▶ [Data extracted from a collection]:
++++++++++++++++++++

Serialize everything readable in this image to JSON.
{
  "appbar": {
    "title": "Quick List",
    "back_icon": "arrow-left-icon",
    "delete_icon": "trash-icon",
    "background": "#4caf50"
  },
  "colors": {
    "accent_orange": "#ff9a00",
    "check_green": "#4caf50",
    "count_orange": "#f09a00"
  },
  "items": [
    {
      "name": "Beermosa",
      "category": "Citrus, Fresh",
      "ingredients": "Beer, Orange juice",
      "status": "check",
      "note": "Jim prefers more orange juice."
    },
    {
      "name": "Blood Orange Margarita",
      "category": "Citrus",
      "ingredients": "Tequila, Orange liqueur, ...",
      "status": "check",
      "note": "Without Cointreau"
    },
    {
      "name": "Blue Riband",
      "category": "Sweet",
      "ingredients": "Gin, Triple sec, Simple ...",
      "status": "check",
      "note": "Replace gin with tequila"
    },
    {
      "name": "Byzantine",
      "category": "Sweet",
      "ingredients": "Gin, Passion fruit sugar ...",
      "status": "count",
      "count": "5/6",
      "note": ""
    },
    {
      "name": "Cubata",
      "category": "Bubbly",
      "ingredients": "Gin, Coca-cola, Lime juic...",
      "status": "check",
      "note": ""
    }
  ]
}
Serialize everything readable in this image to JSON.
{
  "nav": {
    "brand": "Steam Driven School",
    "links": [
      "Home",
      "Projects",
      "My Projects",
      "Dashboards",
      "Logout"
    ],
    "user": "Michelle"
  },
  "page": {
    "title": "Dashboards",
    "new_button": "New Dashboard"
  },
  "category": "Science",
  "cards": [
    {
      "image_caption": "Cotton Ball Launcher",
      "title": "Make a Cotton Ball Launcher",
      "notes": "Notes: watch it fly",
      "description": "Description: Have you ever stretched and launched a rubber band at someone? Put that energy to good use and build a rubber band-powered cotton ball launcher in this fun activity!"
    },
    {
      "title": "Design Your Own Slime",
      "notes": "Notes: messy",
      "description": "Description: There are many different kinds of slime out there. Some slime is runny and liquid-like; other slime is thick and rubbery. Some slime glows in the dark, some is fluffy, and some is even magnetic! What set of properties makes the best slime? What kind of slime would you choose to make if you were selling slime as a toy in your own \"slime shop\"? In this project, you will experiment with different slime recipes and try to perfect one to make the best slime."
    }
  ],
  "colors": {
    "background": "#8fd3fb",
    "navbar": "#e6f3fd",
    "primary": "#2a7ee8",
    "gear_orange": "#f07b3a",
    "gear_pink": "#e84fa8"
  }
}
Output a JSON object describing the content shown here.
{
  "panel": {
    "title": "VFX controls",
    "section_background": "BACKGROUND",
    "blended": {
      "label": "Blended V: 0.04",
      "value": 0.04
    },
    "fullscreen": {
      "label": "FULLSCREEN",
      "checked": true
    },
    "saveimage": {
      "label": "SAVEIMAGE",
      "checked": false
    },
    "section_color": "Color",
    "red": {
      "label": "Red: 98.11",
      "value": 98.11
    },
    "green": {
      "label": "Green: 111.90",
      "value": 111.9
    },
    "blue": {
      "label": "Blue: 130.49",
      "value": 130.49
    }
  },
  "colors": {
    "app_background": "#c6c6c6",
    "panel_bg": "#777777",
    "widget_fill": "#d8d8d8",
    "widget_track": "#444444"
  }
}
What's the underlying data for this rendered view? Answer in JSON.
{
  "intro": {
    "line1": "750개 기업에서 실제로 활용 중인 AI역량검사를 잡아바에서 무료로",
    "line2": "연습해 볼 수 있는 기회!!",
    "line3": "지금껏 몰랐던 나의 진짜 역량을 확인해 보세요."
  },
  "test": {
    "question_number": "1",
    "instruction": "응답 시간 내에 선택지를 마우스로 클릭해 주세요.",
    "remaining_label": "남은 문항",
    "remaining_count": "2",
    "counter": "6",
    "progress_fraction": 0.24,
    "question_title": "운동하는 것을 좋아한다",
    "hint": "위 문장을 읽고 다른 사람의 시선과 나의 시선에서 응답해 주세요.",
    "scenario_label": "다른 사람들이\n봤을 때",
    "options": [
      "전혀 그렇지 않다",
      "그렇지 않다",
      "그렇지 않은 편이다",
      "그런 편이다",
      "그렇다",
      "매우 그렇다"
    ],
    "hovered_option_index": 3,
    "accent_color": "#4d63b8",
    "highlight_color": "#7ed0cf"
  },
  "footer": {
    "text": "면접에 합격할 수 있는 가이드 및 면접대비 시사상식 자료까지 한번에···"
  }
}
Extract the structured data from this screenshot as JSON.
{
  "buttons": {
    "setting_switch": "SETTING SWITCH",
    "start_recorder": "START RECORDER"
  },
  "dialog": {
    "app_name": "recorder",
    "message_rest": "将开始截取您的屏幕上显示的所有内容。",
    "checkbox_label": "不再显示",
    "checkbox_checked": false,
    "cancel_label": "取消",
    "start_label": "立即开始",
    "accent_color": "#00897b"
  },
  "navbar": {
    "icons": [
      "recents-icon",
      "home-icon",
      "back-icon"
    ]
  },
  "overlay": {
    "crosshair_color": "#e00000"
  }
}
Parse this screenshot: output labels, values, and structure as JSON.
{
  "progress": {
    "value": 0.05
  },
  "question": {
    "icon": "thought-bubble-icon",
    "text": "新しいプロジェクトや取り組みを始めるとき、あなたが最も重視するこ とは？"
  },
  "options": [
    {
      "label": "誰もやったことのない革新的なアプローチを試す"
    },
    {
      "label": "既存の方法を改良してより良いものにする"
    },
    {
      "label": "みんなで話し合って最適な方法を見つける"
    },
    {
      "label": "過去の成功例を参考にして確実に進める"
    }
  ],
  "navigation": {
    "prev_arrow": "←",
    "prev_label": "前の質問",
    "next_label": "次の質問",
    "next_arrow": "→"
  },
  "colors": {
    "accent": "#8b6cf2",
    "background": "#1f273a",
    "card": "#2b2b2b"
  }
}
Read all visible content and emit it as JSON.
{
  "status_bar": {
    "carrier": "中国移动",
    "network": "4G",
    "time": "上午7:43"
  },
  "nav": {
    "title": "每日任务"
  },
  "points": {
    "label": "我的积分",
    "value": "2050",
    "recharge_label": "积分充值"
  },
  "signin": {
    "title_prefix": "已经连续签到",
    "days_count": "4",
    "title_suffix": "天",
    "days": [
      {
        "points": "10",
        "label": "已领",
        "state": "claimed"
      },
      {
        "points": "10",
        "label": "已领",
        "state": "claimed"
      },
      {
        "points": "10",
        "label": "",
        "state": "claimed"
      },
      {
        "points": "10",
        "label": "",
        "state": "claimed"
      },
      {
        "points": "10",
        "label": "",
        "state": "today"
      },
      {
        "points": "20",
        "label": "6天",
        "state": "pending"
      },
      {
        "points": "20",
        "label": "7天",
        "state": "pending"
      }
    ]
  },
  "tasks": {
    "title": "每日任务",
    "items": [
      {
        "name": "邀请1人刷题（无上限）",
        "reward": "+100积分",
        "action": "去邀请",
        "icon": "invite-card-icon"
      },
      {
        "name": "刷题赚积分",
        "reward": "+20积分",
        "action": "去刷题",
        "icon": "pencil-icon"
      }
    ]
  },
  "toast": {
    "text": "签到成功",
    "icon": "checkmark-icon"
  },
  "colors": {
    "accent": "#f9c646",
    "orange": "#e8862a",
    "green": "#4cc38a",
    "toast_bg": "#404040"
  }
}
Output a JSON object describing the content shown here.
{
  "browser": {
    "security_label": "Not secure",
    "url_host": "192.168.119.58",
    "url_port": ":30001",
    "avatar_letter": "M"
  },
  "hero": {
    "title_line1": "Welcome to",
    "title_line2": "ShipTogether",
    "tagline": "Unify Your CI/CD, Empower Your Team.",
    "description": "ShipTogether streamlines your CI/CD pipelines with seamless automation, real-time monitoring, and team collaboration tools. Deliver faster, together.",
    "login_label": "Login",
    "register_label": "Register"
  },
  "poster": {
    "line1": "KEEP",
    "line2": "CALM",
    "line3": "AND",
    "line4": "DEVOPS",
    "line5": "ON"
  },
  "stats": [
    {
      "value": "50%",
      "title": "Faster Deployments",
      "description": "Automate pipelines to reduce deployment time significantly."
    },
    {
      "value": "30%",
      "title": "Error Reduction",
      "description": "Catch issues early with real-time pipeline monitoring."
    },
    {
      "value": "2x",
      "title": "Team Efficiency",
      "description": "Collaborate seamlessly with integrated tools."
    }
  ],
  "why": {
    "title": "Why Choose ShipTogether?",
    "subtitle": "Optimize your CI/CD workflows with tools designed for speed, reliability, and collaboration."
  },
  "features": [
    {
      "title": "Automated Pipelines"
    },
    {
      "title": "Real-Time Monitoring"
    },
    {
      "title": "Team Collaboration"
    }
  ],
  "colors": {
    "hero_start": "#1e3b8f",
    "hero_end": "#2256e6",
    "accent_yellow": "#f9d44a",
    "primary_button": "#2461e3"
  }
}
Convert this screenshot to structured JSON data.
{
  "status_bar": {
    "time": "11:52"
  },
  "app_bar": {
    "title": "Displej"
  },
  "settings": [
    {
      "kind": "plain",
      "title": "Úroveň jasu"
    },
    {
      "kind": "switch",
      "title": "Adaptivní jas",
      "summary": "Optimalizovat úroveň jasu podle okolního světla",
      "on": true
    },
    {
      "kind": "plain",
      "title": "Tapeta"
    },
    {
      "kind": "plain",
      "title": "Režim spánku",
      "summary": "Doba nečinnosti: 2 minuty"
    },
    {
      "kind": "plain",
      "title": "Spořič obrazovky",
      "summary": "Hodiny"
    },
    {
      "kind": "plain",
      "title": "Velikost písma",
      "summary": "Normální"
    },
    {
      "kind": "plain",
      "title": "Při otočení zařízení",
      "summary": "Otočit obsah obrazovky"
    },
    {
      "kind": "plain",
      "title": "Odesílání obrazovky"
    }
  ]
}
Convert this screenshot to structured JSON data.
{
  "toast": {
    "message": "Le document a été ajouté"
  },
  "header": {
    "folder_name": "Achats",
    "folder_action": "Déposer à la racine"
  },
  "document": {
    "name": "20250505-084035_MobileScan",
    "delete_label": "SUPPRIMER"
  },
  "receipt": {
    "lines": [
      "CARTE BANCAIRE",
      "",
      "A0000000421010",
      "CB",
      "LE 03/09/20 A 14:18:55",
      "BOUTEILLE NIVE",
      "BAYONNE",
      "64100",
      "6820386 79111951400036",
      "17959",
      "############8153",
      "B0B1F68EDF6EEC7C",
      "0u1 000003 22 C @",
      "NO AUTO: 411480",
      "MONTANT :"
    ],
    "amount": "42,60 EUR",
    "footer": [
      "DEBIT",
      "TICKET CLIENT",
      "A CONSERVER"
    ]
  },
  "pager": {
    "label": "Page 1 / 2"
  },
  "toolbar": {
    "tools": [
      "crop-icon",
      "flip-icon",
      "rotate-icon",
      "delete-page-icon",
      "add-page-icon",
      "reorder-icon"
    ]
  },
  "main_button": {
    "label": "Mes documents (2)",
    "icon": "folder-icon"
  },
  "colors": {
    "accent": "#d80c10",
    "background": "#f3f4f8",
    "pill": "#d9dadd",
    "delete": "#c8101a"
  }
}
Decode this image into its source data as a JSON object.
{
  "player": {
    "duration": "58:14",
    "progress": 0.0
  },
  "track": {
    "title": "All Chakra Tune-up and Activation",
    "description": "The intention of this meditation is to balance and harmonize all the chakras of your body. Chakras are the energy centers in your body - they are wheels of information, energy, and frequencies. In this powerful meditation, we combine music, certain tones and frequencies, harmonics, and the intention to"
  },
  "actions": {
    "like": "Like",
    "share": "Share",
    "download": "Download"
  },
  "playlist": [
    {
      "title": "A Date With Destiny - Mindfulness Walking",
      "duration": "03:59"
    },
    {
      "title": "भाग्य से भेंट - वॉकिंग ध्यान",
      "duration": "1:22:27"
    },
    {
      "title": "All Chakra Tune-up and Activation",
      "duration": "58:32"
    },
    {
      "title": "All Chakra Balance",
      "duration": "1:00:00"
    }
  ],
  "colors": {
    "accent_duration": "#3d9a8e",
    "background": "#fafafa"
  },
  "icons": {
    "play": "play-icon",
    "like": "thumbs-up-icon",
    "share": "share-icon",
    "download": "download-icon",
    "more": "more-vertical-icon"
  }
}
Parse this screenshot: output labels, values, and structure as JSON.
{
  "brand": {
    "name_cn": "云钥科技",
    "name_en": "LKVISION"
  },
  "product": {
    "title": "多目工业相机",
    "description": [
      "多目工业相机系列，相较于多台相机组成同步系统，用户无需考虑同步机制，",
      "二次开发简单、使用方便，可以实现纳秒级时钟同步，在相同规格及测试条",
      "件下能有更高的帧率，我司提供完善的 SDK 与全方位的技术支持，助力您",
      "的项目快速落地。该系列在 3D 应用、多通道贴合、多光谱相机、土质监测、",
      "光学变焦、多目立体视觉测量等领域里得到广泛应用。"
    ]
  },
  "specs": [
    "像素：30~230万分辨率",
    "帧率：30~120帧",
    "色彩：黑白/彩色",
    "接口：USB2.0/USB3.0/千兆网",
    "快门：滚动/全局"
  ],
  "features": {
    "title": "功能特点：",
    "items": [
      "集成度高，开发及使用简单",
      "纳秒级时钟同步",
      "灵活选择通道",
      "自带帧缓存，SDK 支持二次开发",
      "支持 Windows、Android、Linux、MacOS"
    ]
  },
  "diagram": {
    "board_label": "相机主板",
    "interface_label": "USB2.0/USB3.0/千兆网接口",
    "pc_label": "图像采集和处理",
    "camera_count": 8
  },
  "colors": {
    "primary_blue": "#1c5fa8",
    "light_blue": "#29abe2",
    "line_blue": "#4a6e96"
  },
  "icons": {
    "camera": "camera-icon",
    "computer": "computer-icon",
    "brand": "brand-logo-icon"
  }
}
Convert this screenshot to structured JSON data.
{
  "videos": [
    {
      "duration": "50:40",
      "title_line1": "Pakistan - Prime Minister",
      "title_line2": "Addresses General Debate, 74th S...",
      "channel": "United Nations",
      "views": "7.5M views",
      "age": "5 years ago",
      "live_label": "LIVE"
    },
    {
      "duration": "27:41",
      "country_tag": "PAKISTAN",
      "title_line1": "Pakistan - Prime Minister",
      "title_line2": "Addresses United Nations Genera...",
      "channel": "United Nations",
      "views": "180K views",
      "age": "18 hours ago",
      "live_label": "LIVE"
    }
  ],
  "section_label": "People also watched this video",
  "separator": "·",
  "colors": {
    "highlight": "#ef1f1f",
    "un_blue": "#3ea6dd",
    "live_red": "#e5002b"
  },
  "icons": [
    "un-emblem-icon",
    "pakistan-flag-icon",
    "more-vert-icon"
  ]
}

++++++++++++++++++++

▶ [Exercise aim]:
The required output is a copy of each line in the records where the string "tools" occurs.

▶ [Solution for this task]:
    "description": "ShipTogether streamlines your CI/CD pipelines with seamless automation, real-time monitoring, and team collaboration tools. Deliver faster, together.",
      "description": "Collaborate seamlessly with integrated tools."
    "subtitle": "Optimize your CI/CD workflows with tools designed for speed, reliability, and collaboration."
    "tools": [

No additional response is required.